When Serene Wee, President of SRL (Society for Reading and Literacy) invited me to be the Guest Speaker for their 25th year anniversary to be held at the National Library, I immediately said yes. I remember her telling me about this non-governmental-organization that is held together primarily by their common love and passion for the written word. And it was truly a privilege (and such a joy) to be speaking in front of a group of like-minded individuals.
The gathering was held at the 16th floor (called the HUB) of the National Library (NLB).
Given the fact that this month is F1 season in Singapore, we can hear the exciting vrooooms of the racing cars as they whiz past each other from up above where we have nearly a 360-view of nearly the entire city.
So yes, we saw some of the drag racers as you can glean from some of the photos that my husband took.
But of course, it did not distract us from the real purpose of the evening’s festivities – which is to celebrate the very long lifespan (25 years is a great deal!) of this wonderful society.
I also found out during the brief presentation given by one of the members of SRL that they have several Interest Groups to their name. They have WISH or Women for English Literacy program intended as an adult literacy programme that provides service to women in Singapore. They also have Wordwrights which caters to writers of children’s books – whether you are a newbie or a long-time published book author. The Storytellers circle meet at least once a month to share stories and resources with the general goal of reviving the art of storytelling in Singapore. Please click here to know more about The Society for Reading and Literacy. From last night’s meeting, I sensed that this was a heart-felt endeavour that reaches out to the hearts of the young and old alike to promote reading and literacy – a programme that is more than worthy of anyone’s time, attention, and resources.
Here are some of the photos taken by my husband during his talk:
After a welcome address by Serene, current President of the Society and a presentation of the highlights of yesteryears, we had dinner, a toast, then my talk which was entitled: Choosing Books that Challenge – My Personal Journeys as a Reader.
As I told the group of around 30 or so people during the first part of my talk, I never experienced such pleasure in creating a set of powerpoint slides for an official/unofficial gathering. I essentially recollected books I’ve read as a toddler, as a tweener, and heaven-forbid the book skeletons in my closet when I was a teenager – then moving on to my university years and young adult stage – until finally I became a mother and the search for picture books that challenge began. Hahaha. So yes, it was truly a fun and animated 45-minute talk. My husband, as always, was with me thru-out the entire celebration, although he felt distinctly uncomfortable seeing that he was only one of the three or four men inside the room (and he was wondering aloud why there were only a few male attendees or members, for that matter – calling all renaissance men! You are most welcome to join the Society). As per usual, he documented the proceedings, and many thanks for these video clips and for standing in as the unofficial “photographer” during the festivities. They must have sensed you have a very good eye. Haha. My 8 year old daughter played a very crucial role as well. I brought along around 12 books to showcase as part of my “elements of what to look for in picture books” in my talk. They were meant to be illustrative of certain points that I was raising throughout the discussion and she was responsible for holding the books up and showing them to rest of the audience. I brought Graeme Base’s Eleventh Hour; Neil Gaiman and Dave Mc Kean’s Wolves in the Walls; Jon Sciezka and Lane Smith’s Stinky Cheese Man and Squids will be Squids; Shaun Tan’s The Arrival – among others.

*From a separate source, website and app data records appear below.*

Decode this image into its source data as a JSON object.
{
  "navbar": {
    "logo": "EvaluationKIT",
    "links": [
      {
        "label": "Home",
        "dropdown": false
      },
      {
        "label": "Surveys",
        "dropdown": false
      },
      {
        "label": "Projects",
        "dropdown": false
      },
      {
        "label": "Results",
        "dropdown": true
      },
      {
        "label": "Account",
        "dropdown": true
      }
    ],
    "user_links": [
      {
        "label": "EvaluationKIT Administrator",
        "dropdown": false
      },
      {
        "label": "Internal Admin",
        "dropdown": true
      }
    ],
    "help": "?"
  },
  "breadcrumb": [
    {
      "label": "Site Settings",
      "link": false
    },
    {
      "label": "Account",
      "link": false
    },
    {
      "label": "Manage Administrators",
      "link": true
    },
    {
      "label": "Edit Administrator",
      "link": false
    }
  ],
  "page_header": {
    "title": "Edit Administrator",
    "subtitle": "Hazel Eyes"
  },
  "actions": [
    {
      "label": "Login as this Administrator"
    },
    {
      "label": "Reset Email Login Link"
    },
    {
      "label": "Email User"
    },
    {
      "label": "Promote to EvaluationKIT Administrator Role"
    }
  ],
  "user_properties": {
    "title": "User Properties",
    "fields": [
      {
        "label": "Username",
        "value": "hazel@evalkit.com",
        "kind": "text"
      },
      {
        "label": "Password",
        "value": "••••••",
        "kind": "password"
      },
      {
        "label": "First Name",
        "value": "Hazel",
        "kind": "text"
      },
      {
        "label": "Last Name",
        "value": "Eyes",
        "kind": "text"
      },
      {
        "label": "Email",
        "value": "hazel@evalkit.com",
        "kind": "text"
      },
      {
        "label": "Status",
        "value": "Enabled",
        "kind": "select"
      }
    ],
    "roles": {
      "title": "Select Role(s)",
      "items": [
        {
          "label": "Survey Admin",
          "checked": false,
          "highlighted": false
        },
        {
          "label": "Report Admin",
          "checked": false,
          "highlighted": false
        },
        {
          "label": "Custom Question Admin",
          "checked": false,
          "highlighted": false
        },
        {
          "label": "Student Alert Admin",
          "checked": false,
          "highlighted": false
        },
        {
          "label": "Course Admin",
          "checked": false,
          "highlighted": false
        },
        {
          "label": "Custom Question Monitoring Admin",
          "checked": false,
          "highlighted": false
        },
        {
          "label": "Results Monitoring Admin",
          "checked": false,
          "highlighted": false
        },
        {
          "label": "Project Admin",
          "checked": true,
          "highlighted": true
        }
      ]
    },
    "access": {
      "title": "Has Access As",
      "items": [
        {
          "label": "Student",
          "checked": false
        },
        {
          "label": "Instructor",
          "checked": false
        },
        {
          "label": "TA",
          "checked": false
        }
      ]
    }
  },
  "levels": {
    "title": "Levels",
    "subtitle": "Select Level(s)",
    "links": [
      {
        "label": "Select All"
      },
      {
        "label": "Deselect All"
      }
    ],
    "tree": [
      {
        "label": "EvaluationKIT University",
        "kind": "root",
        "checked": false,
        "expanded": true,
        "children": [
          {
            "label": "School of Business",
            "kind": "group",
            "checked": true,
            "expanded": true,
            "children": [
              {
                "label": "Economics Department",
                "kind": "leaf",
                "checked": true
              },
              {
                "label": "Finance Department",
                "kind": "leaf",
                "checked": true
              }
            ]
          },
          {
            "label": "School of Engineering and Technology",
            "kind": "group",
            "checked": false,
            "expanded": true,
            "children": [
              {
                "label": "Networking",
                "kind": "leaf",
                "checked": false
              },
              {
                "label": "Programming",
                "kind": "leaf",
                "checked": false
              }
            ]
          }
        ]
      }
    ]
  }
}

Video snippets of my talk will be forthcoming (something wrong with youtube).
After my talk, there was animated story telling by two lovely individuals whose names I missed out on all the flower-and-gift giving and packing away of equipment. But my daughter and I were riveted. It was truly food for the soul.The first story teller – the cadence and the rhythm of her voice demonstrate how a storyteller weaves magic through words.
The second story teller even included lovely music interwoven as part of the entire storyline. Very beautiful.